#### Exercise description:
Wherever the word "JSON" appears in the entries, copy the whole line.

#### Material provided:
----------

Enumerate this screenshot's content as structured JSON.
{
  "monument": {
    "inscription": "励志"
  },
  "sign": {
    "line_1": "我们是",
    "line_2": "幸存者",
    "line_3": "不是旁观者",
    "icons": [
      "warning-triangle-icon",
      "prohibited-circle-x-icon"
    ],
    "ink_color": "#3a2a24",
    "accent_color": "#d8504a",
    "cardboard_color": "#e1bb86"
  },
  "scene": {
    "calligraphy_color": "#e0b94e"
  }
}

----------

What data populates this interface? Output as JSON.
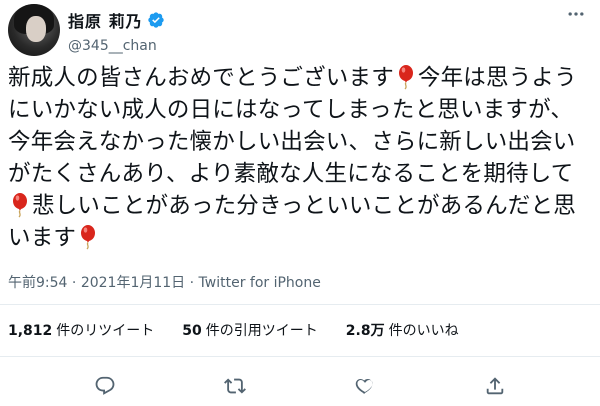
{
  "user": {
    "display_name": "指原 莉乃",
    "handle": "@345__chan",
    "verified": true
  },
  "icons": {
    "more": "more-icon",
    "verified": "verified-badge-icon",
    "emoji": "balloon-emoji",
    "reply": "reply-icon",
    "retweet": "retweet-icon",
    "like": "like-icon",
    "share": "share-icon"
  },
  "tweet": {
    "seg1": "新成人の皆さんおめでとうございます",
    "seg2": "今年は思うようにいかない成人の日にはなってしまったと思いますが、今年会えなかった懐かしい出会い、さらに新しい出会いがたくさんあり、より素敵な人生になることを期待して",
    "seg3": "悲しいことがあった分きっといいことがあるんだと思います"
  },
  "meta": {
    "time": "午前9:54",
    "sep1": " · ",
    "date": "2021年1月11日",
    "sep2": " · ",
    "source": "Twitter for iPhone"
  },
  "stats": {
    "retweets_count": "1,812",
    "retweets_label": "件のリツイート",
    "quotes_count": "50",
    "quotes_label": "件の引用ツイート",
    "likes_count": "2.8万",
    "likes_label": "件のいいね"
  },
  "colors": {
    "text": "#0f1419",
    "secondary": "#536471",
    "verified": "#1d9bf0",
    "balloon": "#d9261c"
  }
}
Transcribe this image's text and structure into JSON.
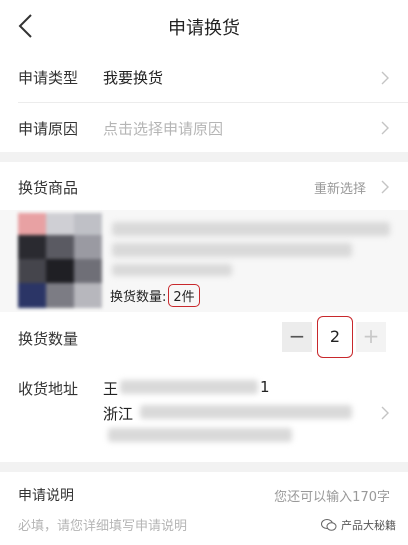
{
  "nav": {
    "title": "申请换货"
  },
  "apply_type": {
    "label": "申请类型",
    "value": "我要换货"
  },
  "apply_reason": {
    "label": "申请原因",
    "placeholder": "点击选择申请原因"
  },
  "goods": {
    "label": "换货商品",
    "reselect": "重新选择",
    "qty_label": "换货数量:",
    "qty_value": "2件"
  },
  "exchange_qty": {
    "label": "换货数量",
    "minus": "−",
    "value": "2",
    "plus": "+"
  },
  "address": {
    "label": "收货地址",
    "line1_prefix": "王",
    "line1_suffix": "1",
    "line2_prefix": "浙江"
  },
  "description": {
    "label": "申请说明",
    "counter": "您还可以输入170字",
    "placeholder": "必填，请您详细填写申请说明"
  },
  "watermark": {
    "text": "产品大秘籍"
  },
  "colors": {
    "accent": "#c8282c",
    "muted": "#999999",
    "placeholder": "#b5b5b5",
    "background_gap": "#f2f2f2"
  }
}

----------

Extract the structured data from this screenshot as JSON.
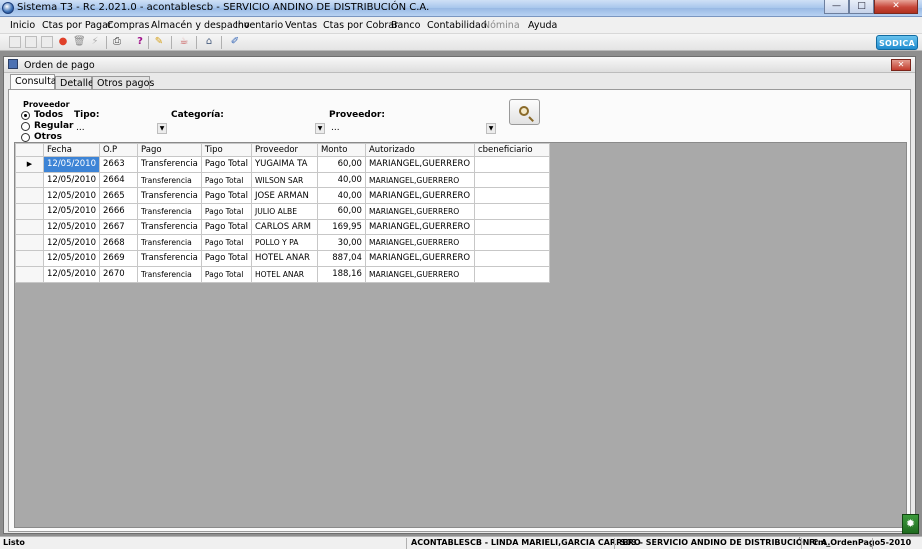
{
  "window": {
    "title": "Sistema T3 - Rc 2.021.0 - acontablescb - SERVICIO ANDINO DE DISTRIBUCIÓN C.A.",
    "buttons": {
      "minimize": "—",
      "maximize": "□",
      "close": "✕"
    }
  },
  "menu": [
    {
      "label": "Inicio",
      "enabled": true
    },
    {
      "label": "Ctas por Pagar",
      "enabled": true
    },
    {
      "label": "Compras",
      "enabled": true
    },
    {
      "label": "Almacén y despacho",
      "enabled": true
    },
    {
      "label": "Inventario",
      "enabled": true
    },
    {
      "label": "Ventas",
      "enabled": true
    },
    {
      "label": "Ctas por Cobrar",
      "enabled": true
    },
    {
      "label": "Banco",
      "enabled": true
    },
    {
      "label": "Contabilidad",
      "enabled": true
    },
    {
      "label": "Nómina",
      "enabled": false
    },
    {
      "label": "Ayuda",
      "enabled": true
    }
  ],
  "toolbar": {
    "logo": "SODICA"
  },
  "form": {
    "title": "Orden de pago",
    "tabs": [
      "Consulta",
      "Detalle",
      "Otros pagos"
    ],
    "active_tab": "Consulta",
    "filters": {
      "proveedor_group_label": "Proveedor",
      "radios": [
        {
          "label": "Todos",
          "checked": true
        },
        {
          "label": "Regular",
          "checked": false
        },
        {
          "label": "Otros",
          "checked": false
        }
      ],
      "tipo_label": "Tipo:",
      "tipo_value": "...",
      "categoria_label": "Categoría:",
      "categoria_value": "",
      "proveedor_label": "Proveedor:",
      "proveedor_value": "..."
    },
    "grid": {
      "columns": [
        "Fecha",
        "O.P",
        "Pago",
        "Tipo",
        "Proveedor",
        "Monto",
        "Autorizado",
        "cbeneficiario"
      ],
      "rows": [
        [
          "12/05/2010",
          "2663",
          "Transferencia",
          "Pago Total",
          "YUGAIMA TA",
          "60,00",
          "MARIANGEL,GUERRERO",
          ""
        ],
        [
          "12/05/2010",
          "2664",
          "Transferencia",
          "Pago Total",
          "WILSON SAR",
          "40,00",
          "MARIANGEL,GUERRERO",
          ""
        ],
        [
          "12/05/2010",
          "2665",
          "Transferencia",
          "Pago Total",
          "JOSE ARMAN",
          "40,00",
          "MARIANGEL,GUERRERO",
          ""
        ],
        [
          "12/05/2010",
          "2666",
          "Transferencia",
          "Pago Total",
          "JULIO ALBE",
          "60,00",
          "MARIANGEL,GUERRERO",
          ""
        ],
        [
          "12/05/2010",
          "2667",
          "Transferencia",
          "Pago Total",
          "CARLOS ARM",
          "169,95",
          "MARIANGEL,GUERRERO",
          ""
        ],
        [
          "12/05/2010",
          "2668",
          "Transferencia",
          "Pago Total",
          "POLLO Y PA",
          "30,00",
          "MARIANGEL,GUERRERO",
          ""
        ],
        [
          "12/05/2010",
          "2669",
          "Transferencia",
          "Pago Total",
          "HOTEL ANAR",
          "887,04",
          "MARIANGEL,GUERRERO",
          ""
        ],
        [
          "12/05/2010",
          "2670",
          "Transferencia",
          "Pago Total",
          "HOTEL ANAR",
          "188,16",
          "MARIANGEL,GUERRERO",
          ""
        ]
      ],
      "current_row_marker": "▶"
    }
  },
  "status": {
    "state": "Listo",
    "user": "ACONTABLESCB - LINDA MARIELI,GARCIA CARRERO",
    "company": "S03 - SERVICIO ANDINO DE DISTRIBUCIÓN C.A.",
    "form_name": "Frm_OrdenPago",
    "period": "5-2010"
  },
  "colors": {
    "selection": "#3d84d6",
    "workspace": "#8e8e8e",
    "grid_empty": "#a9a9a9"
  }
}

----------

#### Final answer:
Enumerate this screenshot's content as structured JSON.
What data populates this interface? Output as JSON.
Transcribe this image's text and structure into JSON.
Extract the structured data from this screenshot as JSON.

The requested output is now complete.